The EU must do more to address the danger posed by chemical cocktails in lakes, rivers and streams, even if individual substances are present at lower concentrations, writes the European Environment Agency (EEA) in a new report.

While significant progress across the EU has been made in dealing with hazardous chemicals, low concentrations of substances could have negative effects when combined with other chemicals (the so-called cocktail effect).

The EEA report cautions that there are many more chemicals present in the environment, where better information and knowledge is needed to know whether they present a risk in lakes, rivers and other surface waters.

A key concern involves micro pollutants and mixtures of single chemical substances that individually may be present at harmless concentrations can combine and pose a risk to health.

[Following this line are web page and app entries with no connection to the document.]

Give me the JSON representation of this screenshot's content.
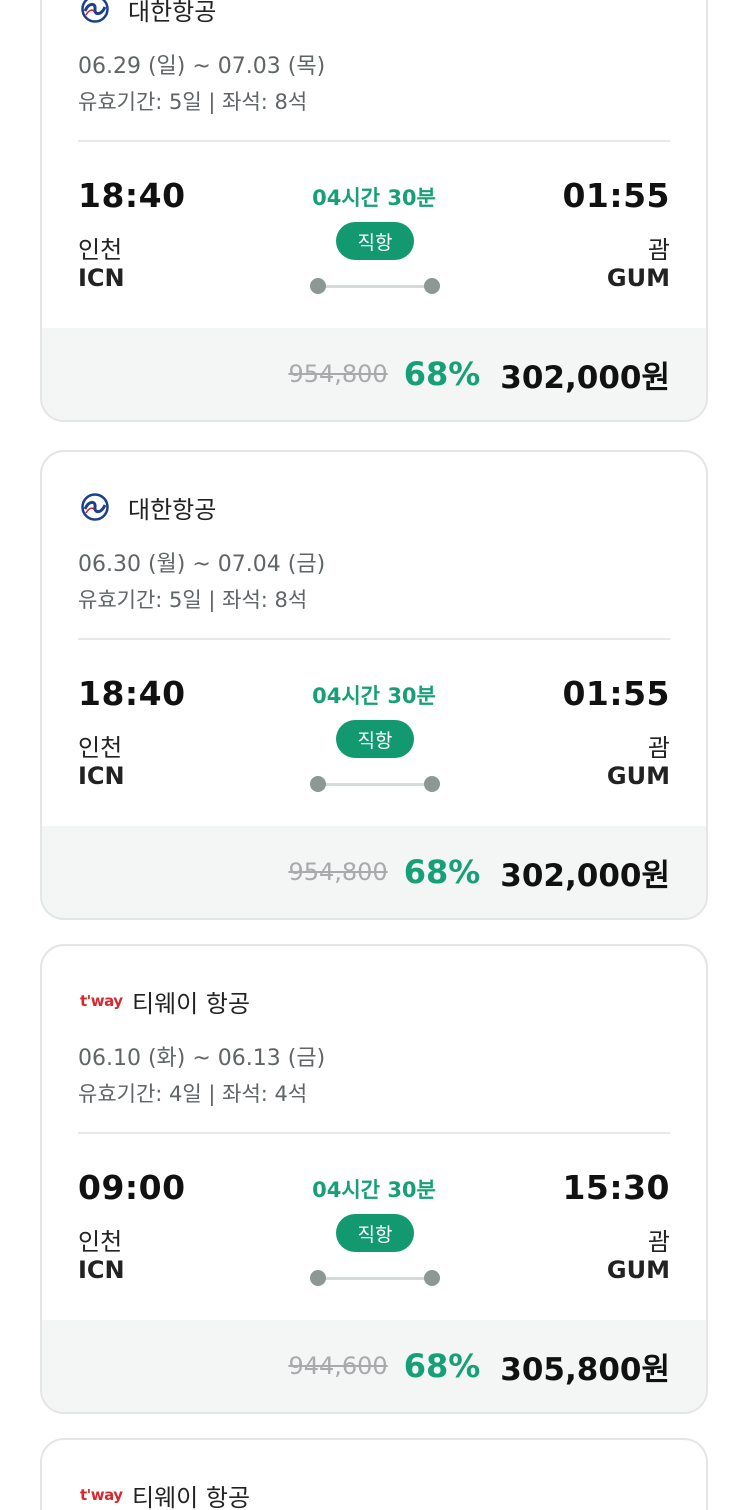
{
  "flights": [
    {
      "airline": "대한항공",
      "logo": "korean-air-logo",
      "dates": "06.29 (일) ~ 07.03 (목)",
      "validity": "유효기간: 5일 | 좌석: 8석",
      "dep_time": "18:40",
      "dep_city": "인천",
      "dep_code": "ICN",
      "duration": "04시간 30분",
      "type": "직항",
      "arr_time": "01:55",
      "arr_city": "괌",
      "arr_code": "GUM",
      "orig_price": "954,800",
      "discount": "68%",
      "price": "302,000원"
    },
    {
      "airline": "대한항공",
      "logo": "korean-air-logo",
      "dates": "06.30 (월) ~ 07.04 (금)",
      "validity": "유효기간: 5일 | 좌석: 8석",
      "dep_time": "18:40",
      "dep_city": "인천",
      "dep_code": "ICN",
      "duration": "04시간 30분",
      "type": "직항",
      "arr_time": "01:55",
      "arr_city": "괌",
      "arr_code": "GUM",
      "orig_price": "954,800",
      "discount": "68%",
      "price": "302,000원"
    },
    {
      "airline": "티웨이 항공",
      "logo": "tway-logo",
      "logo_text": "t'way",
      "dates": "06.10 (화) ~ 06.13 (금)",
      "validity": "유효기간: 4일 | 좌석: 4석",
      "dep_time": "09:00",
      "dep_city": "인천",
      "dep_code": "ICN",
      "duration": "04시간 30분",
      "type": "직항",
      "arr_time": "15:30",
      "arr_city": "괌",
      "arr_code": "GUM",
      "orig_price": "944,600",
      "discount": "68%",
      "price": "305,800원"
    },
    {
      "airline": "티웨이 항공",
      "logo": "tway-logo",
      "logo_text": "t'way"
    }
  ],
  "colors": {
    "accent_green": "#17a078",
    "badge_green": "#12996f",
    "tway_red": "#d8282f",
    "korean_air_blue": "#1b3f8f"
  }
}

In the environment, chemicals entering surface waters can mix with natural mineral salts and organic compounds, as well as with nutrients from sewage, agricultural run-off and other waste water. Chemicals which make their way into the water from air emissions add to the mix. The report notes that the detection of several hundred organic chemicals at low concentrations in a single freshwater sample is common and the level of risk that that might present is insufficiently understood.

The EEA warns that recent scientific developments in the evaluation of chemical blends are not sufficiently reflected in the EU rules. It calls for more robust data reporting on chemical emissions and better monitoring, modelling and reporting of diffuse sources of pollution to ensure that action can be taken appropriately.

Last reviewed 31 January 2019